A big graffiti mural was painted in a well-liked Utah national park and rangers are trying for the artist.
Park officers at Bryce Canyon National Park found the graffiti on the aspect of a concrete retaining wall, photos show. They imagine it was created over Valentine’s Day weekend.
“Graffiti is vandalism, and is often extremely difficult to remove,” the National Park Service’s Investigative Services Branch mentioned Thursday on Facebook. “Repair of vandalized sites, if possible, is costly and time consuming — and may not restore the site to its former condition.”
The graffititakes up most of the retaining wall, photos show. It contains a picture of a face and a number of other graffiti letters.
Many folks have been outraged by the graffiti and mentioned it damages the surroundings of Bryce Canyon. They feared that the graffiti would begin on concrete however shortly find yourself all through the park.
“National parks are NOT the canvas for street art,” one commenter mentioned.
Other folks thought the artwork added to the panorama since the man-made retaining wall already takes away from the pure view.
“It’s a concrete wall. That is not nature,” one other commenter mentioned. “By definition, the human made structure could be considered vandalism in itself, depending on your point of view.”
Graffiti inside the national parks remains to be thought of vandalism, and it’s unlawful, the Investigative Services Branch mentioned.
“Defacing any part of the national park or other public land you visit hurts, and it degrades the experience of other visitors,” the Investigative Service Branch mentioned. “Disturbing wildlife or damaging their habitats can directly lead to their demise.”
Other national parks have seen a rise in vandalism throughout the coronavirus pandemic, McClatchy News reported.
Nearby Zion National Park in Utah has seen blue spray paint and muddy handprints splattered on sandstone partitions, names carved into logs and alcoves, and canyon partitions scraped up, park officers mentioned in December.
“No one comes to the park expecting to see graffiti but nearly every day, staff find words and shapes carved, drawn, painted (with mud, dirt, pigment, paint), or scratched on rocks and more recently even carved within moss,” park officers mentioned.

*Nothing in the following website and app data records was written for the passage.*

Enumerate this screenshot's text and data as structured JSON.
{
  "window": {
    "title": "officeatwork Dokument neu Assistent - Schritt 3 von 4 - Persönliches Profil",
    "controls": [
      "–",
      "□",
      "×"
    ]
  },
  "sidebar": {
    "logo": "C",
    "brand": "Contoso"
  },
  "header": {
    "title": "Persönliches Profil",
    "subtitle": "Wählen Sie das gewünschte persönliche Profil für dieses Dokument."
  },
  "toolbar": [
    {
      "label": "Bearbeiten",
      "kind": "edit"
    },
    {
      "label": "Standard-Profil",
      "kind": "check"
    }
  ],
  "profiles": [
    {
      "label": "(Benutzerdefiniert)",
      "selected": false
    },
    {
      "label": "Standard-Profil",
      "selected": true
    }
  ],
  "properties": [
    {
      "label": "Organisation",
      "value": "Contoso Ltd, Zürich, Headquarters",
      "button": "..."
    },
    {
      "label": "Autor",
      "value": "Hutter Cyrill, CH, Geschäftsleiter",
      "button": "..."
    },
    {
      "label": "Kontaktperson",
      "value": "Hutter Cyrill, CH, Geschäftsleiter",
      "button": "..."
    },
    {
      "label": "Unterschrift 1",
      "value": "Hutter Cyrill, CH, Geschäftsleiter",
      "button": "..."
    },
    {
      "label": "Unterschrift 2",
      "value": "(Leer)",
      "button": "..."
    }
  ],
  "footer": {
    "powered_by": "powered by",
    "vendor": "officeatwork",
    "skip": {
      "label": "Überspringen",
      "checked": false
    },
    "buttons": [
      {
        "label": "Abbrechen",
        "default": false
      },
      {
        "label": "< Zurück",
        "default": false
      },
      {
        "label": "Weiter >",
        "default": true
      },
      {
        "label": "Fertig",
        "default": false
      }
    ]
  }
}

Camp Rock at City of Rocks National Reserve in Idaho additionally noticed “the worst case of vandalism in the park’s history,” in keeping with the Idaho Statesman. Other parks have seen excessive traffic and crowds, in addition to litter, scattered all through the parks.